For Lance Lundberg, the arts center's chairman, it was a heavenly evening at "Midnight in the Garden of Good & Evil," the event's theme, where the hundreds of patrons and party-goers were asked to "Choose a path ... halos or horns." Lundberg was honored at the event for his contributions to the arts, with one person calling him "the go-to guy," and another praising his passion for the arts center and love for the arts.
"We are very appreciative of what our guest of honor has done for the town. He does a lot of good things but he does them quietly," said Robert Frank of Westport.
The magical event featured accents of southern hospitality, including gallons of mint juleps, jazz and zydeco, a bourbon bar, silent auction, tarot card reader, sculptures, voodoo gardens, landscapes created by local designers and artists, and a table laden with long gummy snakes, jelly beans, fireballs and lemon drops (both of the candy and alcoholic shots varieties), licorice and other candies. "This is evil alright," one woman said.
The music was performed by local rock band Tangled Vine, which perform many songs with lyrics about devils, demons, angels and heaven including the Rolling Stones' "Sympathy for the Devil" and a spirited rendition of "The Devil Went Down to Georgia."
Just outside the tent that covered the Green at National Hall along the Saugatuck River two artists represented the fires of hell -- glass-blower Sky Hayes of Fairfield using a torch to mold glass into flowers, leaves, snails and other creations while blacksmith Nicholas Wicks Moreau forged functional and decorative metal art objects.

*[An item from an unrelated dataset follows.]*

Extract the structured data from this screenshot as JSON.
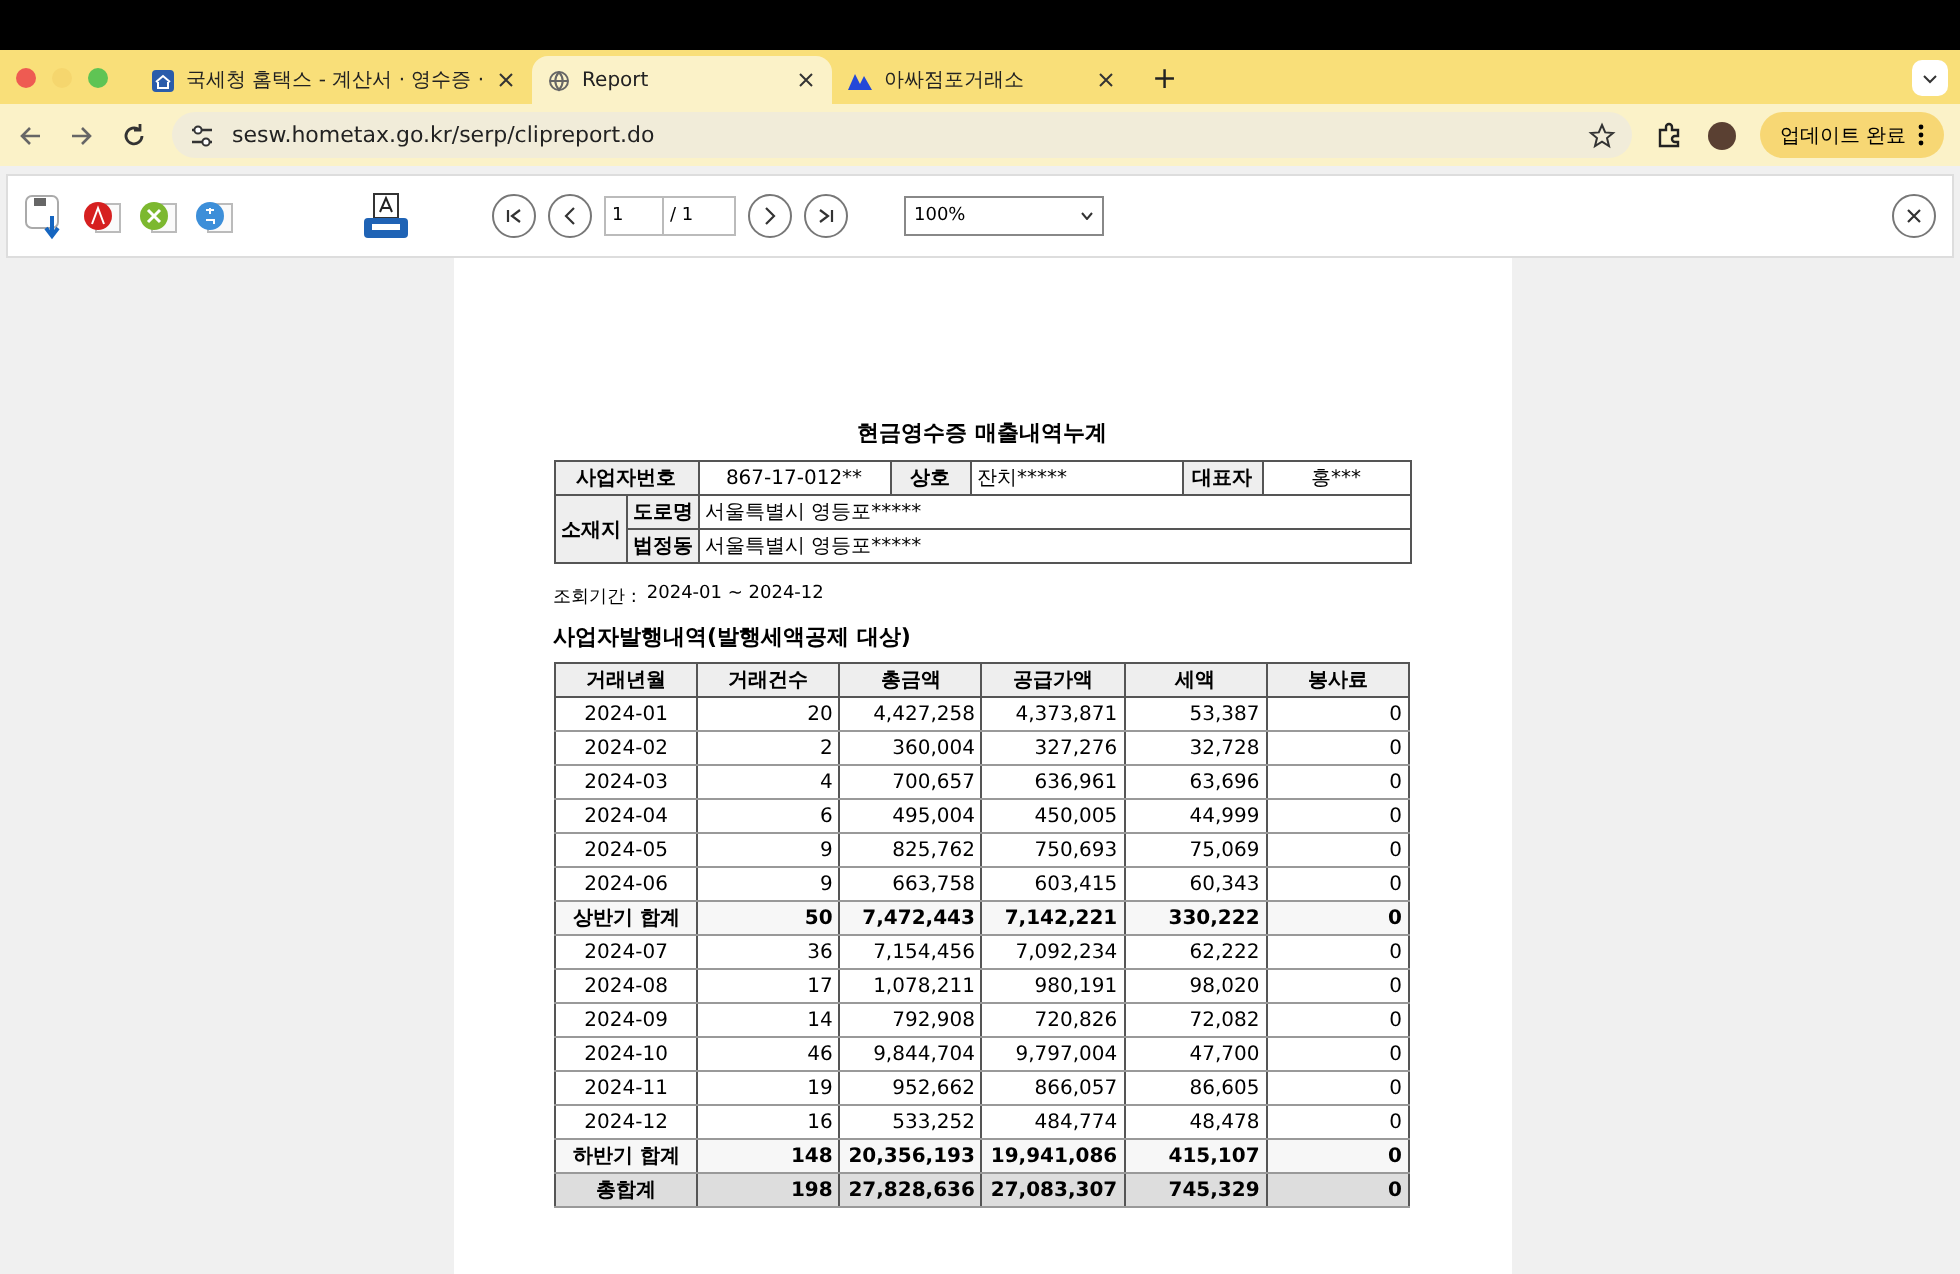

Inside, five angelic performers -- who could be described as balletic break dancers wore wings as they twirled and flipped on the checkerboard dance floor.
Auctioneer Sybil Bruncheon of Manhattan jokingly chided men for wearing white tuxedo jackets before Memorial Day, but they were only taking the theme of good and evil to heart. Many people wore black and white attire, although Stacie Curran of Westport took her wardrobe in a different direction. Curran dressed as a devil in red complete with horns and a pitchfork.

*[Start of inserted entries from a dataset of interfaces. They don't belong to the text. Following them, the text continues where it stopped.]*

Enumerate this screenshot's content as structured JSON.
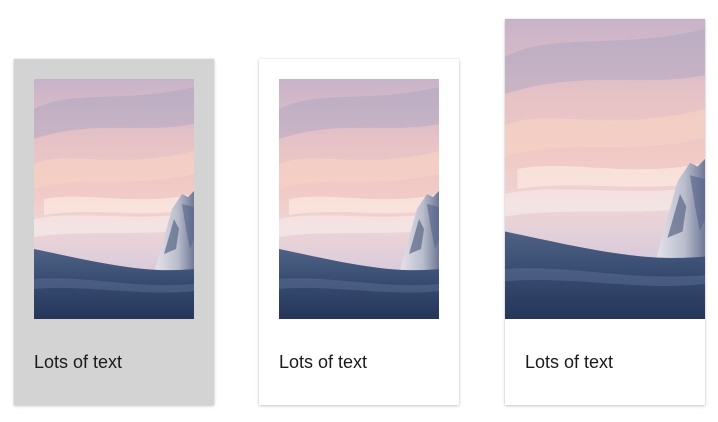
{
  "cards": [
    {
      "label": "Lots of text",
      "image": "snowy-mountain-sunset-photo",
      "state": "hovered"
    },
    {
      "label": "Lots of text",
      "image": "snowy-mountain-sunset-photo",
      "state": "default"
    },
    {
      "label": "Lots of text",
      "image": "snowy-mountain-sunset-photo",
      "state": "expanded"
    }
  ],
  "colors": {
    "page_background": "#ffffff",
    "hovered_card_background": "#d3d3d3",
    "card_background": "#ffffff",
    "text": "#1a1a1a"
  }
}
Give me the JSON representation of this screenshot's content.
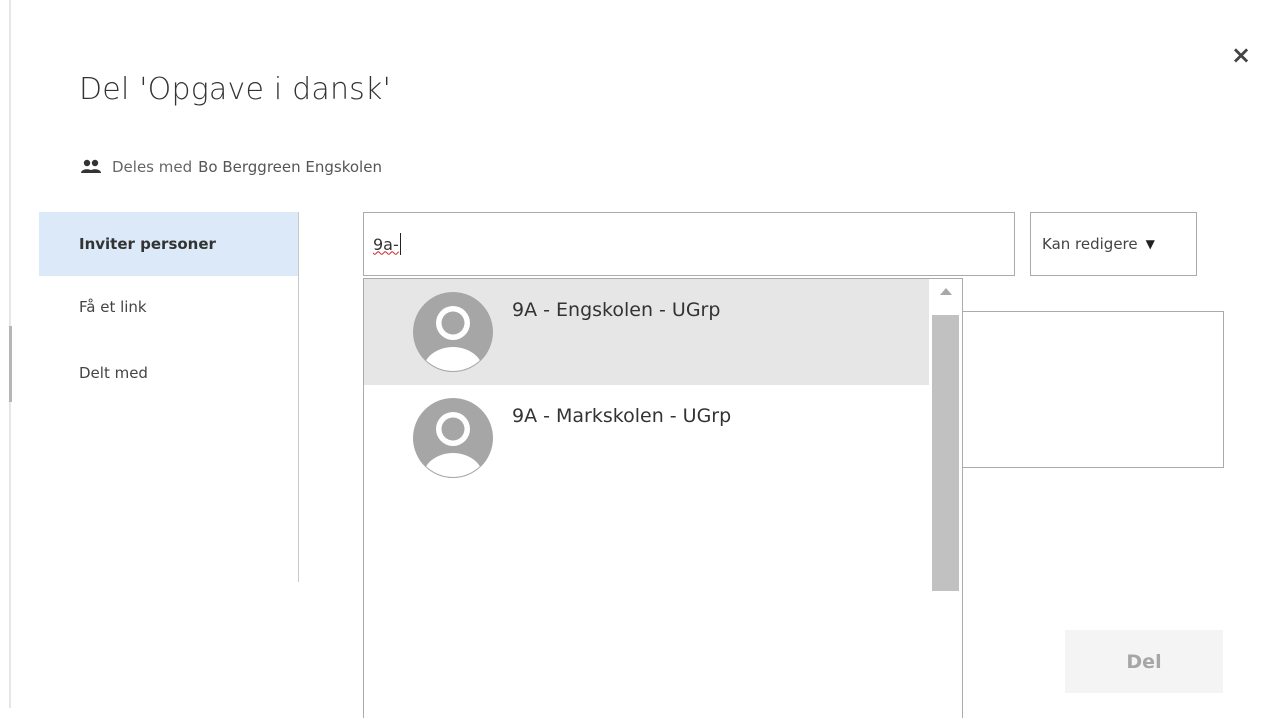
{
  "dialog": {
    "title": "Del 'Opgave i dansk'",
    "close_symbol": "×",
    "shared": {
      "icon": "people-icon",
      "label": "Deles med",
      "owner": "Bo Berggreen Engskolen"
    }
  },
  "nav": {
    "items": [
      {
        "label": "Inviter personer",
        "active": true
      },
      {
        "label": "Få et link",
        "active": false
      },
      {
        "label": "Delt med",
        "active": false
      }
    ]
  },
  "invite": {
    "search_value": "9a-",
    "permission": "Kan redigere",
    "suggestions": [
      {
        "name": "9A - Engskolen - UGrp",
        "avatar": "person-avatar-icon",
        "highlighted": true
      },
      {
        "name": "9A - Markskolen - UGrp",
        "avatar": "person-avatar-icon",
        "highlighted": false
      }
    ],
    "share_button": "Del"
  },
  "colors": {
    "nav_active_bg": "#dbe9f8",
    "highlight_bg": "#e6e6e6",
    "disabled_button_bg": "#f4f4f4"
  }
}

During the awards ceremony inside Vespa restaurant, Lundberg received the "flame of glory" glass trophy, an elaborate chocolate dessert that was a work of art, and heaping amounts of praise. Some of the appreciative words came from his son Alec Lundberg in the form of a letter to the Westport Arts Center in which he said, "I'm very proud to have a father whose patronage of the arts has led to the fulfillment, happiness and realization of creative dreams in others. Your work with WAC is yet another reflection of your humanity, generosity and desire to give back to the community."
Lance Lundberg said he is privileged to work with WAC and proud of its more than 200 programs that each year reach more than 11,000 people in Westport and surrounding communities.
"The arts center has been an important part of my life and has drawn out more of the good in me in me in this world, the Garden of Good and Evil," he said.
Money raised by the gala helps support WAC's programs in the community, including outreach for underserved schools in Bridgeport and Norwalk, therapeutic arts for the elderly, cancer patients, military veterans who are homeless, and children with special needs.
In the Westport area, the WAC presents chamber music and jazz programs, and regularly hosts artist exhibitions in its gallery.